Muscular Dystrophy

Muscular Dystrophy
Muscular Dystrophy

Overview Of Muscular Dystrophy

Muscular dystrophy (MD) is a group of more than 30 inherited diseases. They all cause muscle weakness and muscle loss. Some forms of MD appear in infancy or childhood. Others may not appear until middle age or later. The different types can vary in whom they affect, which muscles they affect, and what the symptoms are. All forms of MD grow worse as the person’s muscles get weaker. Most people with MD eventually lose the ability to walk.

There is no cure for MD. Treatments can help with the symptoms and prevent complications. They include physical and speech therapy, orthopedic devices, surgery, and medications. Some people with MD have mild cases that worsen slowly. Others cases are disabling and severe.

Commonly Associated With

Inherited myopathy; MD

Causes Of Muscular Dystrophy

Muscular dystrophies, or MD, are a group of inherited conditions. This means they are passed down through families. They may occur in childhood or adulthood. There are many different types of MD.

They include:

Symptoms Of Muscular Dystrophy

MD can affect adults, but the more severe forms tend to occur in early childhood.

Symptoms vary among the different types of MD. All of the muscles may be affected. Or, only specific groups of muscles may be affected, such as those around the pelvis, shoulder, or face.

The muscle weakness slowly gets worse and symptoms can include:

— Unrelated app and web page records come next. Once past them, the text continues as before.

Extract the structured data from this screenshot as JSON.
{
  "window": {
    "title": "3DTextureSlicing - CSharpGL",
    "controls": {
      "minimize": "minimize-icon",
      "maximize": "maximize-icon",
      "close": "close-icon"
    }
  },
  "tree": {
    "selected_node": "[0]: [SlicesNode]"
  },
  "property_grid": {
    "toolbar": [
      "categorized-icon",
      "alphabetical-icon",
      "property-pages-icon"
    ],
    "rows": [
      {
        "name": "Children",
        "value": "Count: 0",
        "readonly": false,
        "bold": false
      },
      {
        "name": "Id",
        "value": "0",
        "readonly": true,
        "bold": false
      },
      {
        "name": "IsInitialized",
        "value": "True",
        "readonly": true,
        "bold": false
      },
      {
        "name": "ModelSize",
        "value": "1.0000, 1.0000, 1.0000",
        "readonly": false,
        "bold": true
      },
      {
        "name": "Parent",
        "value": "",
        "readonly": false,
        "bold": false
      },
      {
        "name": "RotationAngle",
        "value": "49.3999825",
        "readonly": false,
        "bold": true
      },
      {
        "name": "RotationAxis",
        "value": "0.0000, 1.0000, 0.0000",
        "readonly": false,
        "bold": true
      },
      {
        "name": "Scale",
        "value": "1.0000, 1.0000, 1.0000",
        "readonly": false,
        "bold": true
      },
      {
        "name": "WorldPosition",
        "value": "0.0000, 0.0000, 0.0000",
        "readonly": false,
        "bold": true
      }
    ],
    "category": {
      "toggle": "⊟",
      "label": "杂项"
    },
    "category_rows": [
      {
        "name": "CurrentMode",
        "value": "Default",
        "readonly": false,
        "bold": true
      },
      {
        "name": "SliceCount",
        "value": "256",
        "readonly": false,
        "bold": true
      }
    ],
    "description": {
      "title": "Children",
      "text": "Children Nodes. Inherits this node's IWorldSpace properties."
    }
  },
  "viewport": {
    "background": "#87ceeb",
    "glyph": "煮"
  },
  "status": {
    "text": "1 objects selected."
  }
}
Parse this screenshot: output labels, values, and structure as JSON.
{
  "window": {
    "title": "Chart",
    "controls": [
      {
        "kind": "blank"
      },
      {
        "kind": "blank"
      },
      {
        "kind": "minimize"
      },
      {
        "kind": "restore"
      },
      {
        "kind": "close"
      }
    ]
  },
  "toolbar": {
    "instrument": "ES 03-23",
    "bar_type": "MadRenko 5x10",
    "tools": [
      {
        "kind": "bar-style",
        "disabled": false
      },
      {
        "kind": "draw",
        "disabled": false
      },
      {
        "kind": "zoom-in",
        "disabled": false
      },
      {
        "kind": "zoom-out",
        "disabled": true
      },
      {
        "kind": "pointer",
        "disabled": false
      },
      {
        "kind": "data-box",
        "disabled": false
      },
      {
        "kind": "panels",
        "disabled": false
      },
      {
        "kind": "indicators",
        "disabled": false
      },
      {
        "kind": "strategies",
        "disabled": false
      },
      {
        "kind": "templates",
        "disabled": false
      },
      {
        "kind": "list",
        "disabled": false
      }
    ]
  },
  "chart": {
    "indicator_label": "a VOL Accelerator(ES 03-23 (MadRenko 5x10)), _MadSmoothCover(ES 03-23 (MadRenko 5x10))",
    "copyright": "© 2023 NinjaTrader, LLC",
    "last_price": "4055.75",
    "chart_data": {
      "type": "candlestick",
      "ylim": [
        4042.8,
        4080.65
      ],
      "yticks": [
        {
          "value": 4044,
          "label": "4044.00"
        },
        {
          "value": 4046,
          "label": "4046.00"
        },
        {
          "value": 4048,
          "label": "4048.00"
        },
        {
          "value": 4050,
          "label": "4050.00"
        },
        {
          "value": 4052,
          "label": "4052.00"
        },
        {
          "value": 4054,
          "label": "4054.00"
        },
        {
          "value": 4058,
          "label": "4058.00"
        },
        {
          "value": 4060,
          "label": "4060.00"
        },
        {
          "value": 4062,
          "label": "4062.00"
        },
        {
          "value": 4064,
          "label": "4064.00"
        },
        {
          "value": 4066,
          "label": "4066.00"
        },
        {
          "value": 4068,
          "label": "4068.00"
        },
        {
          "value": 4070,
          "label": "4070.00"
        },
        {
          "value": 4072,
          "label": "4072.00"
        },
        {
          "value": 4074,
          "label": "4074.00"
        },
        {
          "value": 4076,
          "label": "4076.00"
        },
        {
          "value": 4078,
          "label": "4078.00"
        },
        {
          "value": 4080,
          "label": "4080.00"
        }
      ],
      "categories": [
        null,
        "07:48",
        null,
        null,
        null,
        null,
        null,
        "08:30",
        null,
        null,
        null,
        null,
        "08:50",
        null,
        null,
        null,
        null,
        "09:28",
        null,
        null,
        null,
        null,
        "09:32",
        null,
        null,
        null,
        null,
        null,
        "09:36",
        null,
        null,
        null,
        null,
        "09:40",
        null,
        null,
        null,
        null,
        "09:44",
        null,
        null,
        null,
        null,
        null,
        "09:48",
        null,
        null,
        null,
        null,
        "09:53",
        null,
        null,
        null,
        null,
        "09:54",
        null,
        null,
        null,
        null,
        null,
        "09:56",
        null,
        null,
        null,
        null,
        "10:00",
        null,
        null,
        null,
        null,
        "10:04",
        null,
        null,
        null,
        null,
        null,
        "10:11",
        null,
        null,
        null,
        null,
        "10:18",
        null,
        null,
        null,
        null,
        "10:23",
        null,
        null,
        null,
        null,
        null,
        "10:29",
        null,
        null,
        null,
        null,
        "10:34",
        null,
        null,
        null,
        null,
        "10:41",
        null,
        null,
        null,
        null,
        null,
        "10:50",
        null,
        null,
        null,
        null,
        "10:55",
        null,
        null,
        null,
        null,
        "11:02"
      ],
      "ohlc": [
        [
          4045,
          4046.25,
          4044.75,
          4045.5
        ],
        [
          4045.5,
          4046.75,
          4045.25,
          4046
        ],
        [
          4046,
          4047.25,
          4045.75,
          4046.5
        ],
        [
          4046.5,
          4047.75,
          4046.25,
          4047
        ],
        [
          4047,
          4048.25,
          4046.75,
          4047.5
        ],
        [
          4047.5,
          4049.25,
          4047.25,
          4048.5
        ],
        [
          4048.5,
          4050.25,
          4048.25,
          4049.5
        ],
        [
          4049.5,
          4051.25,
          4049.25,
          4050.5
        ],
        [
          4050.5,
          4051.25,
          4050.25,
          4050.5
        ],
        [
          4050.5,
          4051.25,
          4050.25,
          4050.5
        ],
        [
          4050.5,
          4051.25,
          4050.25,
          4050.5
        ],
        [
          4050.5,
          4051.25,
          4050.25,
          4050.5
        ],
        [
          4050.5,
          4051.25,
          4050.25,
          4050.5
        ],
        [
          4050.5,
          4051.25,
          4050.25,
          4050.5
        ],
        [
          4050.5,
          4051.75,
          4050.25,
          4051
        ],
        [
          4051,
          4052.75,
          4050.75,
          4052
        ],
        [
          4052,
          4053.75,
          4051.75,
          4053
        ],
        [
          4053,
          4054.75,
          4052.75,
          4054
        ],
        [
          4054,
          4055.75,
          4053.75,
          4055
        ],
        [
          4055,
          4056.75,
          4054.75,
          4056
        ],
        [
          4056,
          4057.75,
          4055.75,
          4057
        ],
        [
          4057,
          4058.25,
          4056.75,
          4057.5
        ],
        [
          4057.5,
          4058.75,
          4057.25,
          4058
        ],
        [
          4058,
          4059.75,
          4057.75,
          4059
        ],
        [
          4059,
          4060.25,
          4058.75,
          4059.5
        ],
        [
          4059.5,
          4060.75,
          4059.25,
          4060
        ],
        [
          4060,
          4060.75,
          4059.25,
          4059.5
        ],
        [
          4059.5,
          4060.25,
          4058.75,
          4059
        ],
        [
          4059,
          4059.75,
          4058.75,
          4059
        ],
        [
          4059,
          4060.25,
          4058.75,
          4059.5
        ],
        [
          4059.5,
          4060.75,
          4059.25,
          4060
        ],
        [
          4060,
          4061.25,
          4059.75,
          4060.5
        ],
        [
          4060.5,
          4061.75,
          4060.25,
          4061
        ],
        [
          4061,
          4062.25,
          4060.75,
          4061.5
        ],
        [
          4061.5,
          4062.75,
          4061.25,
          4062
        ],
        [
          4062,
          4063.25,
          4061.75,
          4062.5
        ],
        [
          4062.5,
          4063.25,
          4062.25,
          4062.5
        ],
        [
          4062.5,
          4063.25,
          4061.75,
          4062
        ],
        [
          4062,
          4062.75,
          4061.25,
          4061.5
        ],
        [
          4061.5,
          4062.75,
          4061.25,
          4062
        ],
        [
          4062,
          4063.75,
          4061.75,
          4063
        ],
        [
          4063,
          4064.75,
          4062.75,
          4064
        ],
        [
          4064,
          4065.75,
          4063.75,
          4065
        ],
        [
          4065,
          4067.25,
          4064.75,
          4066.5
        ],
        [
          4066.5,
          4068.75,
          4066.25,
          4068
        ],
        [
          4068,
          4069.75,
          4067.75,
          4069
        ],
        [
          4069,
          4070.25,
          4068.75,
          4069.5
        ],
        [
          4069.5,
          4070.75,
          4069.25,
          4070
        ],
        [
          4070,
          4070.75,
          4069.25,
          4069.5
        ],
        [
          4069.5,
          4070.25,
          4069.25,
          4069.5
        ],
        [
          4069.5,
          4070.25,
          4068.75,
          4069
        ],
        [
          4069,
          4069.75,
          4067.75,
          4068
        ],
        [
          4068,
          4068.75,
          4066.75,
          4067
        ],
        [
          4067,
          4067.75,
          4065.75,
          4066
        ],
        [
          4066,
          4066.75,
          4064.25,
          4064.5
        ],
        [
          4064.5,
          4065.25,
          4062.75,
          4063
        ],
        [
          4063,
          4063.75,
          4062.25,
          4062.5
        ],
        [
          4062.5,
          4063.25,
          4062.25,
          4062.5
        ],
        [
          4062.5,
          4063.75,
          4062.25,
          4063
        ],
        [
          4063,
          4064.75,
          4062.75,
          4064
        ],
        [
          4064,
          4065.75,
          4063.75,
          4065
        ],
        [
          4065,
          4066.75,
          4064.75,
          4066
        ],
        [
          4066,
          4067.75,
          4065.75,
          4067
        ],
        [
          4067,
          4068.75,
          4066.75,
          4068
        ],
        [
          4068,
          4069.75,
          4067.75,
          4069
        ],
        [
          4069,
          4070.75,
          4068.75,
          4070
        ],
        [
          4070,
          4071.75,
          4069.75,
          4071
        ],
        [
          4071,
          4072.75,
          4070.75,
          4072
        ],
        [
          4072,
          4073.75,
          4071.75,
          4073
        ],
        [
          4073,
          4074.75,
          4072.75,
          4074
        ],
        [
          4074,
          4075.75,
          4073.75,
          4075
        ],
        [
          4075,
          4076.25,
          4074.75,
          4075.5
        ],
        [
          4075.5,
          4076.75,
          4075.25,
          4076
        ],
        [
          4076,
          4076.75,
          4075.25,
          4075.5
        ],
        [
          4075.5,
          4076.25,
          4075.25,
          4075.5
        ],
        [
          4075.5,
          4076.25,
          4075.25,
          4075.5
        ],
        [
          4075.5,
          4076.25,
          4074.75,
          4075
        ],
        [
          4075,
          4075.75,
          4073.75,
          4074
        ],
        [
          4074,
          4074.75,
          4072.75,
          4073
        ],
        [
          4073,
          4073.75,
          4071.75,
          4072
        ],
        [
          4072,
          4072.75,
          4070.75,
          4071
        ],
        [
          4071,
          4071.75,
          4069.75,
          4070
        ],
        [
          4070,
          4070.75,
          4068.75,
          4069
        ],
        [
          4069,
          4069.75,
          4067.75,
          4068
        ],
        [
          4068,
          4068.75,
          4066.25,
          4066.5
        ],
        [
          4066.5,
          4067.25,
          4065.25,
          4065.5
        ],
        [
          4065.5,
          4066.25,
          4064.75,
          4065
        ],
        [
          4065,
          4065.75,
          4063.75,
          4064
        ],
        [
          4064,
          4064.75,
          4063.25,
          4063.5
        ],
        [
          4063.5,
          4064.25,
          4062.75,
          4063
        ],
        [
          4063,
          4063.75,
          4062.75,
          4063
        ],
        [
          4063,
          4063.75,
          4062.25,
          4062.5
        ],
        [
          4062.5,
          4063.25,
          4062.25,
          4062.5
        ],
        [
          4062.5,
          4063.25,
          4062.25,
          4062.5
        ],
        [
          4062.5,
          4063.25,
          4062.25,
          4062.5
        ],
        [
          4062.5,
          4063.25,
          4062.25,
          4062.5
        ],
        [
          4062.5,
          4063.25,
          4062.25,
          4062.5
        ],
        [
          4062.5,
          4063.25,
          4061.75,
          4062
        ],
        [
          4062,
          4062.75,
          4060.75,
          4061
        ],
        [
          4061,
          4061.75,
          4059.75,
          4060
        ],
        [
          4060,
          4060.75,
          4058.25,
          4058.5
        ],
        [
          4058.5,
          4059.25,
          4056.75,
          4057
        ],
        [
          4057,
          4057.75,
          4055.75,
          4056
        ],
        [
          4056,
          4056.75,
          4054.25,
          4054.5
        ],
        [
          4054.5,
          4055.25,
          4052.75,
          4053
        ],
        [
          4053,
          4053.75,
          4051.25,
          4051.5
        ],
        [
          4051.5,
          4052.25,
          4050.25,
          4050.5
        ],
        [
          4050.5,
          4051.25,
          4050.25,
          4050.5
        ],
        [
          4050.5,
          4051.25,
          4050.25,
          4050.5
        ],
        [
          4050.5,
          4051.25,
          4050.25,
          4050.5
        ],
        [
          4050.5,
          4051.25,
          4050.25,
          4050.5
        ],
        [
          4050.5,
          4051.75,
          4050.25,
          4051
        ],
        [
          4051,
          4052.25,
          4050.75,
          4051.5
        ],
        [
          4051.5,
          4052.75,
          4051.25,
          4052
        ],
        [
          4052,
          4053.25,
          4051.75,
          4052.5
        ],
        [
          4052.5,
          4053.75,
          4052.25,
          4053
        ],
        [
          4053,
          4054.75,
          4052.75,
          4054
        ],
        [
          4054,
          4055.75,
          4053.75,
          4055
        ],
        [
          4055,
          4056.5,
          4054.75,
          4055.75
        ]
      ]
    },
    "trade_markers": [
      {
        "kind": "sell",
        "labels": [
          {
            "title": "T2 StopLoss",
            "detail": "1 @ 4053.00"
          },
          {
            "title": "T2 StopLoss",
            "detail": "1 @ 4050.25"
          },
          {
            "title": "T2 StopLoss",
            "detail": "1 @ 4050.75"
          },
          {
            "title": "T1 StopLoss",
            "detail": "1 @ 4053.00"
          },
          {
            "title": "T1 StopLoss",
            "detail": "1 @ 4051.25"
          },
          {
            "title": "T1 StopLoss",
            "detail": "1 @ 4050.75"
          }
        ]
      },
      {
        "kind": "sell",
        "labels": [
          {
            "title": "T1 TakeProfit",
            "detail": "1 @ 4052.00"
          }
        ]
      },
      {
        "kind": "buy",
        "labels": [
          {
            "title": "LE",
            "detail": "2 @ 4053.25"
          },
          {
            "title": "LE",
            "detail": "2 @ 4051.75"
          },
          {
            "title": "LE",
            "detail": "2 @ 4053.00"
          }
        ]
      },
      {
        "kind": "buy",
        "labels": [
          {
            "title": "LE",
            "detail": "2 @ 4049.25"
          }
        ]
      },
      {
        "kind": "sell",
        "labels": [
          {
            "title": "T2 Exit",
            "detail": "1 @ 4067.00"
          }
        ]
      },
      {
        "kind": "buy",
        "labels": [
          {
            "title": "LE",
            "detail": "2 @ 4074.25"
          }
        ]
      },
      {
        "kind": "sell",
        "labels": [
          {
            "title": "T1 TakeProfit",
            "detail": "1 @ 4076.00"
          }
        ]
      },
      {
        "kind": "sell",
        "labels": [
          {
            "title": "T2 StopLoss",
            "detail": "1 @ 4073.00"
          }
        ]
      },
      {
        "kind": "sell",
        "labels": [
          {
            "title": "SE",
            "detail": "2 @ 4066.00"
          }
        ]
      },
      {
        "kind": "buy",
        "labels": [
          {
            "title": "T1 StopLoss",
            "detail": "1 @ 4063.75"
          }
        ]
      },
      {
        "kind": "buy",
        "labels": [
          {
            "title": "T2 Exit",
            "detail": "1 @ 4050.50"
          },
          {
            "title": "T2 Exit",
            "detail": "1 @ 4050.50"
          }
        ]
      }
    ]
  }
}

  • Delayed development of muscle motor skills
  • Difficulty using one or more muscle groups
  • Drooling
  • Eyelid drooping (ptosis)
  • Frequent falls
  • Loss of strength in a muscle or group of muscles as an adult
  • Loss in muscle size
  • Problems walking (delayed walking)
  • Intellectual disability is present in some types of MD.

Exams & Tests

A physical examination and your medical history will help the health care provider determine the type of MD. Specific muscle groups are affected by different types of MD.

The exam may show:

Often, there is a loss of muscle mass (wasting). This may be hard to see because some types of MD cause a buildup of fat and connective tissue that makes the muscle appear larger. This is called pseudohypertrophy.

A muscle biopsy may be used to confirm the diagnosis. In some cases, a DNA blood test may be all that is needed.

Other tests may include:

  • Heart testing — electrocardiography (ECG)
  • Nerve testing — nerve conduction and electromyography (EMG)
  • Urine and blood testing, including CPK level
  • Genetic testing for some forms of MD

Treatment Of Muscular Dystrophy

There are no known cures for the various MDs. The goal of treatment is to control symptoms.

Physical therapy may help maintain muscle strength and function. Leg braces and a wheelchair can improve mobility and self-care. In some cases, surgery on the spine or legs may help improve function.

Corticosteroids taken by mouth are sometimes prescribed to children with certain MDs to keep them walking for as long as possible.

The person should be as active as possible. No activity at all (such as bed rest) can make the disease worse.

Some people with breathing weakness may benefit from devices to assist breathing.